On Friday, March 28, Hopkins alumnus Mark Friedman came to talk to the Film and Media Studies department. Friedman co-wrote the pilot of NBC’s new showBelieve, which premiered on March 10. The other writer was recent Oscar-winner Alfonso Cuarón, who directed the pilot and also serves as executive producer along with J.J. Abrams.
Friedman graduated from Hopkins in 1991 with a degree in history. He was originally a political science major, but discovered that he preferred the story and history behind political science and switched. This emphasis on personal stories continues to inspire his work in Hollywood. He considers himself very interested in the characters and relationships, which inspire his writing.
The fact that he is no longer working on the show is public knowledge, and Friedman had no problem mentioning this, nor did he have anything bad to say about the people he worked with. His name still appears as the co-creator in the short opening credits of each episode.
During the talk, Friedman gave many Film and Media Studies students inside tips over the extended, unaired version of the pilot, while it played on the projector on mute.
Such tidbits included how many takes a certain scene took, where there were cuts in the take, where the stunt double came in during fight scenes and where they filmed. There were many scenes filmed in Brooklyn due to tax breaks for filming in New York state, but the pilot was actually set in Baltimore.
These small pieces of information revealed just how much work goes into making a television show; the minute details that our eyes only notice for an instant can require hours of preparation. For example, there is a pivotal scene in a warehouse which was actually shot in two different places for aesthetic purposes. Watching the pilot, it’s impossible to notice these decisions that went into the production process.
He even remarked on the reasons why certain names were chosen. The little girl in the show, Bo, is based off a nickname for Cuarón’s daughter, Boo.
It was especially interesting to hear when NBC wanted certain changes to be made, be it about a character’s hair length or the gender of a certain character. A lot of these judgements were made based on the reactions from focus groups. For a group of Film and Media Studies students, it was invaluable to hear the process of writing a pilot and selling it to a major network, and then how changes are inevitably made. As Friedman explained, once he co-writes and sells a script, he may have little control over how the story arc of the season plays out.
Believe‘s pilot is different in that it goes above and beyond what a normal television pilot used to be in terms of the level of action and the scope. It cost more than a normal episode would usually cost, and this was in order to really make the pilot memorable. Friedman said that Cuarón wanted the pilot to be shot like a film. The first ten minutes include a violent car crash, an assassin committing double murder and a prison escape.

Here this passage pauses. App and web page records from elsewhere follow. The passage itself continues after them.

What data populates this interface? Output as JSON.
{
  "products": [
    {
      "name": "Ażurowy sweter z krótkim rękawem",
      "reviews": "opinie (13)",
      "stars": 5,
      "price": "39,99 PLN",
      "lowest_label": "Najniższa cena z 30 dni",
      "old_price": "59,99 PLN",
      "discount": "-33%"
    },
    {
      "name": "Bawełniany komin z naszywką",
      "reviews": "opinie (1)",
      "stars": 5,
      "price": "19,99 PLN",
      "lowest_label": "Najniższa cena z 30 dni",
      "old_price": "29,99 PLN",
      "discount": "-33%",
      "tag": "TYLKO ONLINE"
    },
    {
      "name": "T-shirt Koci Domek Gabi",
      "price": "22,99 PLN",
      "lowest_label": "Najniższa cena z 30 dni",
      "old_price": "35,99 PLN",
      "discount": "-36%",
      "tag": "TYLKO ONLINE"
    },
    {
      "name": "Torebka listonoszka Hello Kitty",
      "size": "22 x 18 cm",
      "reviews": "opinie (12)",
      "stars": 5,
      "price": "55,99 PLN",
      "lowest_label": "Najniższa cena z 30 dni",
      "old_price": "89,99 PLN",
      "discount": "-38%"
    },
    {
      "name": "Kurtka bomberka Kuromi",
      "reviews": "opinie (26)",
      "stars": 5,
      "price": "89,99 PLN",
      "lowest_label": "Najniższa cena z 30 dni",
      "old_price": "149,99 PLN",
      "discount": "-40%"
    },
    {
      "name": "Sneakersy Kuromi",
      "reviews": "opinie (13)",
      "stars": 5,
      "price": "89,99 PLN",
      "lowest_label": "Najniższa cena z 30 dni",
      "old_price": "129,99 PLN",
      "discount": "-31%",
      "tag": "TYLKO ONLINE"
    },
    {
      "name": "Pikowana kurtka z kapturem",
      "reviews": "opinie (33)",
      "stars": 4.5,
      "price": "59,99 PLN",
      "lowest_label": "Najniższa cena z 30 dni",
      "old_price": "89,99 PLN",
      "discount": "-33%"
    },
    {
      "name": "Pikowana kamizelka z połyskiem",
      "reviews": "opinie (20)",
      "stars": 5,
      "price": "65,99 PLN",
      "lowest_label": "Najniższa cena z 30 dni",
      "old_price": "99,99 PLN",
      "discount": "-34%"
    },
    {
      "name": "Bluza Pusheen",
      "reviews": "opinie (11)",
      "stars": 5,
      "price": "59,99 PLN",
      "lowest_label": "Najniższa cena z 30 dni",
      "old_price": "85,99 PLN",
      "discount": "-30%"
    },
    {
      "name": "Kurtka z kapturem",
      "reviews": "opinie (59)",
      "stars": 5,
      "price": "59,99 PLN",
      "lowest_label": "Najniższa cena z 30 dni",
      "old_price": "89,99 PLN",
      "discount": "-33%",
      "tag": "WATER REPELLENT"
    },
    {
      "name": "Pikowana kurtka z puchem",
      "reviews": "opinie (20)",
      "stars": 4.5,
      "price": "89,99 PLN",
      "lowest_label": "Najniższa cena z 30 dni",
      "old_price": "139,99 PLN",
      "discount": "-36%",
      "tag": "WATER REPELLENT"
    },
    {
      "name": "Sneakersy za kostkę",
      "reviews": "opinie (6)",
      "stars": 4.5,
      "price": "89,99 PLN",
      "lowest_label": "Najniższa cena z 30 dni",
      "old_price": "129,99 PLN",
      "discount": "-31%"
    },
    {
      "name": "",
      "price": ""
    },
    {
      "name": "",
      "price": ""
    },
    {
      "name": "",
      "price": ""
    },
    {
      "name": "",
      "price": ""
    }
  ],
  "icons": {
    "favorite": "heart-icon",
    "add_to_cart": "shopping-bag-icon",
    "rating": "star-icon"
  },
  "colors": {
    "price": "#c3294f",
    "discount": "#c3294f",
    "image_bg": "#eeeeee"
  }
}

The rest of the episode follows Bo as her mysterious supernatural abilities allow her to touch the lives of those around her. Bo can sense energies from other people, often reading minds without even understanding her own powers. Friedman was happy to point out that Bo’s scenes with a doctor struggling with his decision to remain a surgeon came from Friedman’s own efforts to add emotion to the story, and they luckily were able to keep this B-Plot in the final cut. Meanwhile, the newly escaped convict, Tate, grapples with his life-threatening instructions to protect and hide Bo from those that want to hurt her and exploit her powers.
Directors like Cuarón, who have a strong background in heavy special effects films such as Gravity, are becoming more prominent as TV pilot directors, where the pilot can make or break an entire show. Stephen Spielberg has helped with the development of multiple shows, including NBC’s Smash and CBS’s Under the Dome. These big directors are drawn to TV pilots because they can be shot in between larger features, and there is a greater payoff if the show is a success.
With such big names, everybody believes they are in good hands and have high expectations. Fans of each executive producer especially have certain expectations. Friedman wondered if Abrams’ fans would want the show to be more supernatural, which is not what Friedman and Cuarón wanted initially. It will be interesting to see how the story plays out, and if the theme of the show will turn.